** Information shown follows **

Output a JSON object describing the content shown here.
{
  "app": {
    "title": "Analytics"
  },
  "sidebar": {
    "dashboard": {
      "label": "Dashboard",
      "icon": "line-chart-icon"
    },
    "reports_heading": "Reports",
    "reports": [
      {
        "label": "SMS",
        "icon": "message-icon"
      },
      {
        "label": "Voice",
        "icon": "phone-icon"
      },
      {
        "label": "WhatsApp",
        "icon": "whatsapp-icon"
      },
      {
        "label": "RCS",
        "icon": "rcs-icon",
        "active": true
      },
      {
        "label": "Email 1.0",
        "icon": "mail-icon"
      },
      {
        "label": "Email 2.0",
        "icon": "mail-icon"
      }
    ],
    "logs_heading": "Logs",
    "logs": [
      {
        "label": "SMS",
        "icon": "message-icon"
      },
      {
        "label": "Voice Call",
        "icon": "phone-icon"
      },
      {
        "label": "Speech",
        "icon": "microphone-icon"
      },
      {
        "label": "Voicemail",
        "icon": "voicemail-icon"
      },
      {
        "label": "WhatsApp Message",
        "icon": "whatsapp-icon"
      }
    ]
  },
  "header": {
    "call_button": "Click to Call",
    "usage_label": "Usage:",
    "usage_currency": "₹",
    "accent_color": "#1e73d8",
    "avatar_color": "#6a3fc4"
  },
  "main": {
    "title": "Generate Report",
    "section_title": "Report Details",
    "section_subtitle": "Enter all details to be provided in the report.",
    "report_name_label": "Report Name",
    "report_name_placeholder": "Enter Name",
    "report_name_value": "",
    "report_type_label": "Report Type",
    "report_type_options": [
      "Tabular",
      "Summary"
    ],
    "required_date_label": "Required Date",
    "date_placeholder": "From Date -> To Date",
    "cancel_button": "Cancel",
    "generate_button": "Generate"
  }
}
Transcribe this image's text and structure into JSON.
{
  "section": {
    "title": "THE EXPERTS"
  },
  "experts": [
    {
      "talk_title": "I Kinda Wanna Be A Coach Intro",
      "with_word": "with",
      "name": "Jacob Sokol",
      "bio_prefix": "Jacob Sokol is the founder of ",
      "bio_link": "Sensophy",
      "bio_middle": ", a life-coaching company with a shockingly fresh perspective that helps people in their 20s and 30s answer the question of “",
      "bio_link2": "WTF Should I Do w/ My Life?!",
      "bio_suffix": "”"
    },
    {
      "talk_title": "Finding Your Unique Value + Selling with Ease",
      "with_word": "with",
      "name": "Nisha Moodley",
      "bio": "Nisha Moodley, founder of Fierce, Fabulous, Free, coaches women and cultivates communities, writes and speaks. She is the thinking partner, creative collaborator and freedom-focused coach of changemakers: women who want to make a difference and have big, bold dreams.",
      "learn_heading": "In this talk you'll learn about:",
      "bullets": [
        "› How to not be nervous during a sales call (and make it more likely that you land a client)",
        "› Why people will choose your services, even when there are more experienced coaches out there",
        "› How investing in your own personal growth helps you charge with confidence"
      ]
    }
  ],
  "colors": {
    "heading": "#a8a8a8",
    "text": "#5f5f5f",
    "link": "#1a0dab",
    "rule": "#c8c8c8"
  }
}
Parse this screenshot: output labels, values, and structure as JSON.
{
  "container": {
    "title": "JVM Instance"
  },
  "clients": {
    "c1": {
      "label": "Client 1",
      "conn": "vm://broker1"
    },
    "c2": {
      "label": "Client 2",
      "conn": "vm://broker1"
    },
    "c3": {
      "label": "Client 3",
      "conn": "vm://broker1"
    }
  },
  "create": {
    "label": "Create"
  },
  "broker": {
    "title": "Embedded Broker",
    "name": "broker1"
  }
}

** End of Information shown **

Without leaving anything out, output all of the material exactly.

Output a JSON object describing the content shown here.
{
  "app": {
    "title": "Analytics"
  },
  "sidebar": {
    "dashboard": {
      "label": "Dashboard",
      "icon": "line-chart-icon"
    },
    "reports_heading": "Reports",
    "reports": [
      {
        "label": "SMS",
        "icon": "message-icon"
      },
      {
        "label": "Voice",
        "icon": "phone-icon"
      },
      {
        "label": "WhatsApp",
        "icon": "whatsapp-icon"
      },
      {
        "label": "RCS",
        "icon": "rcs-icon",
        "active": true
      },
      {
        "label": "Email 1.0",
        "icon": "mail-icon"
      },
      {
        "label": "Email 2.0",
        "icon": "mail-icon"
      }
    ],
    "logs_heading": "Logs",
    "logs": [
      {
        "label": "SMS",
        "icon": "message-icon"
      },
      {
        "label": "Voice Call",
        "icon": "phone-icon"
      },
      {
        "label": "Speech",
        "icon": "microphone-icon"
      },
      {
        "label": "Voicemail",
        "icon": "voicemail-icon"
      },
      {
        "label": "WhatsApp Message",
        "icon": "whatsapp-icon"
      }
    ]
  },
  "header": {
    "call_button": "Click to Call",
    "usage_label": "Usage:",
    "usage_currency": "₹",
    "accent_color": "#1e73d8",
    "avatar_color": "#6a3fc4"
  },
  "main": {
    "title": "Generate Report",
    "section_title": "Report Details",
    "section_subtitle": "Enter all details to be provided in the report.",
    "report_name_label": "Report Name",
    "report_name_placeholder": "Enter Name",
    "report_name_value": "",
    "report_type_label": "Report Type",
    "report_type_options": [
      "Tabular",
      "Summary"
    ],
    "required_date_label": "Required Date",
    "date_placeholder": "From Date -> To Date",
    "cancel_button": "Cancel",
    "generate_button": "Generate"
  }
}
Transcribe this image's text and structure into JSON.
{
  "section": {
    "title": "THE EXPERTS"
  },
  "experts": [
    {
      "talk_title": "I Kinda Wanna Be A Coach Intro",
      "with_word": "with",
      "name": "Jacob Sokol",
      "bio_prefix": "Jacob Sokol is the founder of ",
      "bio_link": "Sensophy",
      "bio_middle": ", a life-coaching company with a shockingly fresh perspective that helps people in their 20s and 30s answer the question of “",
      "bio_link2": "WTF Should I Do w/ My Life?!",
      "bio_suffix": "”"
    },
    {
      "talk_title": "Finding Your Unique Value + Selling with Ease",
      "with_word": "with",
      "name": "Nisha Moodley",
      "bio": "Nisha Moodley, founder of Fierce, Fabulous, Free, coaches women and cultivates communities, writes and speaks. She is the thinking partner, creative collaborator and freedom-focused coach of changemakers: women who want to make a difference and have big, bold dreams.",
      "learn_heading": "In this talk you'll learn about:",
      "bullets": [
        "› How to not be nervous during a sales call (and make it more likely that you land a client)",
        "› Why people will choose your services, even when there are more experienced coaches out there",
        "› How investing in your own personal growth helps you charge with confidence"
      ]
    }
  ],
  "colors": {
    "heading": "#a8a8a8",
    "text": "#5f5f5f",
    "link": "#1a0dab",
    "rule": "#c8c8c8"
  }
}
Parse this screenshot: output labels, values, and structure as JSON.
{
  "container": {
    "title": "JVM Instance"
  },
  "clients": {
    "c1": {
      "label": "Client 1",
      "conn": "vm://broker1"
    },
    "c2": {
      "label": "Client 2",
      "conn": "vm://broker1"
    },
    "c3": {
      "label": "Client 3",
      "conn": "vm://broker1"
    }
  },
  "create": {
    "label": "Create"
  },
  "broker": {
    "title": "Embedded Broker",
    "name": "broker1"
  }
}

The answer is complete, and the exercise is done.